This year’s minibus survey of secondary schools showed once again that minibus use in schools is continuing to expand, with 38% of our respondents saying that they have two or three minibuses in the school which are for the exclusive use of the school. A further 15% of schools said that they had more than three minibuses being used by the school, while 30% of schools had one school minibus.
As a result the minibus is clearly now a mainstream part of a school’s facilities with 83% having their one of their own. A further 4% shared a minibus with another school leaving just 13% of schools with no minibus facility.
We then asked about the schools about the ownership of the minibuses.
45% stated that they owned the minibuses outright, with just 4% having bought the last minibus with a loan. However, there has been a further continuation of the rise seen in the last three years of minibuses that are being leased – 50% of respondents told us that the most recent minibus acquired was acquired on a lease.
The number of minibuses shared with another school has also risen, and now 11% of schools are involved in this sort of arrangement. A further 13% of respondents stated that they had not considered sharing a minibus but felt this could be of interest.
Thus, although the sharing model is still only used by or being contemplated by around a quarter of schools, the majority do not see this as the way forward. But it is interesting that 13% of respondents said they had not come across this model of ownership before.
In past surveys we have expressed concern about the age of the school minibus fleet, which is why we have sought to let schools know about the options of sharing and of leasing.
While these two options continue to grow, our research shows that 57% of schools with one or more minibuses have one such vehicle on the road that is over five years old. This is up from around 50% two years ago. This is understandable but worrying, given the propensity for older vehicles, which might be driven by a number of different people, to break down while being used for carrying pupils and students.
When we asked about the plans for the future, the trend towards leasing became clear once again. 35% of schools said that they were interested in getting another minibus with the leasing of the minibus now being the main option.
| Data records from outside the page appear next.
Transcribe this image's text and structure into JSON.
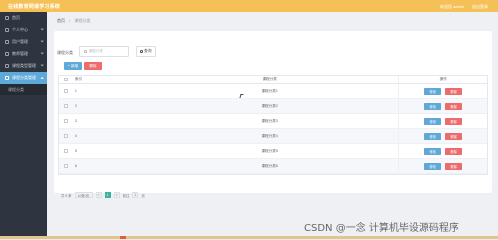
{
  "header": {
    "app_title": "在线教育网课学习系统",
    "welcome_text": "欢迎您 admin",
    "logout_label": "退出登录"
  },
  "sidebar": {
    "items": [
      {
        "label": "首页",
        "icon": "home-icon",
        "has_chevron": false
      },
      {
        "label": "个人中心",
        "icon": "user-icon",
        "has_chevron": true
      },
      {
        "label": "用户管理",
        "icon": "users-icon",
        "has_chevron": true
      },
      {
        "label": "教师管理",
        "icon": "teacher-icon",
        "has_chevron": true
      },
      {
        "label": "课程类型管理",
        "icon": "list-icon",
        "has_chevron": true
      },
      {
        "label": "课程分类管理",
        "icon": "folder-icon",
        "has_chevron": true,
        "active": true
      },
      {
        "label": "课程分类",
        "icon": "",
        "has_chevron": false,
        "sub": true
      }
    ]
  },
  "breadcrumb": {
    "home": "首页",
    "separator": "/",
    "current": "课程分类"
  },
  "search": {
    "label": "课程分类",
    "placeholder": "课程分类",
    "button_label": "查询"
  },
  "actions": {
    "add_label": "+ 新增",
    "delete_label": "删除"
  },
  "table": {
    "headers": {
      "index": "索引",
      "name": "课程分类",
      "ops": "操作"
    },
    "edit_label": "修改",
    "delete_label": "删除",
    "rows": [
      {
        "index": "1",
        "name": "课程分类1"
      },
      {
        "index": "2",
        "name": "课程分类2"
      },
      {
        "index": "3",
        "name": "课程分类3"
      },
      {
        "index": "4",
        "name": "课程分类4"
      },
      {
        "index": "5",
        "name": "课程分类5"
      },
      {
        "index": "6",
        "name": "课程分类6"
      }
    ]
  },
  "pagination": {
    "total_text": "共 6 条",
    "page_size": "10条/页",
    "prev": "<",
    "current_page": "1",
    "next": ">",
    "goto_label": "前往",
    "goto_value": "1",
    "page_suffix": "页"
  },
  "watermark": "CSDN @一念 计算机毕设源码程序",
  "colors": {
    "topbar": "#f5c156",
    "sidebar": "#2f3540",
    "active": "#5fa9d8",
    "danger": "#ec6b6b",
    "page_active": "#3bb49c"
  }
}
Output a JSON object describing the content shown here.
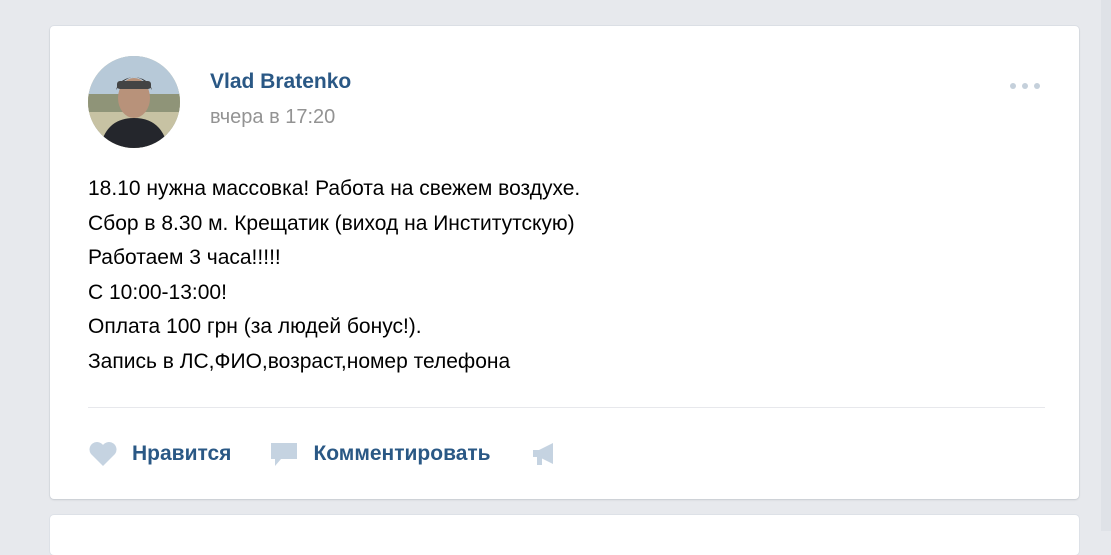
{
  "post": {
    "author": "Vlad Bratenko",
    "date": "вчера в 17:20",
    "lines": [
      "18.10 нужна массовка! Работа на свежем воздухе.",
      "Сбор в 8.30 м. Крещатик (виход на Институтскую)",
      "Работаем 3 часа!!!!!",
      "С 10:00-13:00!",
      "Оплата 100 грн (за людей бонус!).",
      "Запись в ЛС,ФИО,возраст,номер телефона"
    ],
    "actions": {
      "like_label": "Нравится",
      "comment_label": "Комментировать"
    }
  },
  "colors": {
    "link": "#2a5885",
    "muted": "#939393",
    "icon": "#c5d3e1",
    "background": "#e7e9ed"
  },
  "icons": {
    "like": "heart-icon",
    "comment": "comment-icon",
    "share": "megaphone-icon",
    "more": "more-dots-icon"
  }
}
The notion of buying a secondhand minibus appears to have almost vanished from the agenda, with only 2% of respondents mentioning this as an option.
The most common reason – in fact one should say the only reason – given for not getting another minibus when one was needed was finance, but half of those who stated this, also said that they had not considered leasing as a way around the problem.
This year we also asked about the use of the school minibuses with respondents being asked to indicate as many replies as were relevant.
The most common usages were:
- Transporting pupils/students to sporting activities (swimming, matches etc) – 93%
- Departmental visits to places of interest – 91%
- Transporting pupils/students to other education sites – 70%
- Transporting pupils/students to lessons or events relating to music or other arts – 68%.
One new innovation that we found this year mentioned by schools in our survey was that of schools loaning out the minibus to another organisation (for example, a local scout group) for their events during the summer. We also had reports of secondary schools loaning the minibus to small feeder primary schools for their day trips.
Other uses besides the mainstream uses mentioned above included transporting students and their instruments to musical events, as well as taking students and teachers to the airport for a school trip, and as a support vehicle, for example with the National Three Peaks Challenge in June 2016.
Next we asked about sponsorship of minibuses. This appears to be an area where many respondents (31%) felt this could be of significant in the future, but the number actually engaged in this remained low. Certainly there is an interest in this area as over 50% of the respondents to our survey asked for a copy of our report on sponsorship.
Overall we saw a continuing growth in interest in the use of minibuses as a way of developing educational options – something that we noted in our previous survey of the use of minibuses as part of Learning Outside the Classroom programmes. This was combined with other innovative use, and a growth in awareness of leasing as an alternative method of financing minibuses.
While the option of sharing a minibus between two schools (typically a secondary and a primary) remains modest, it too is growing, often meeting the need of the secondary school for an extra bus for part of the week, with the primary school having use of it on specific days.
If you would like to read our short report on how schools are arranging the sponsorship of minibuses by local businesses and other organisations please email Sam@schools.co.uk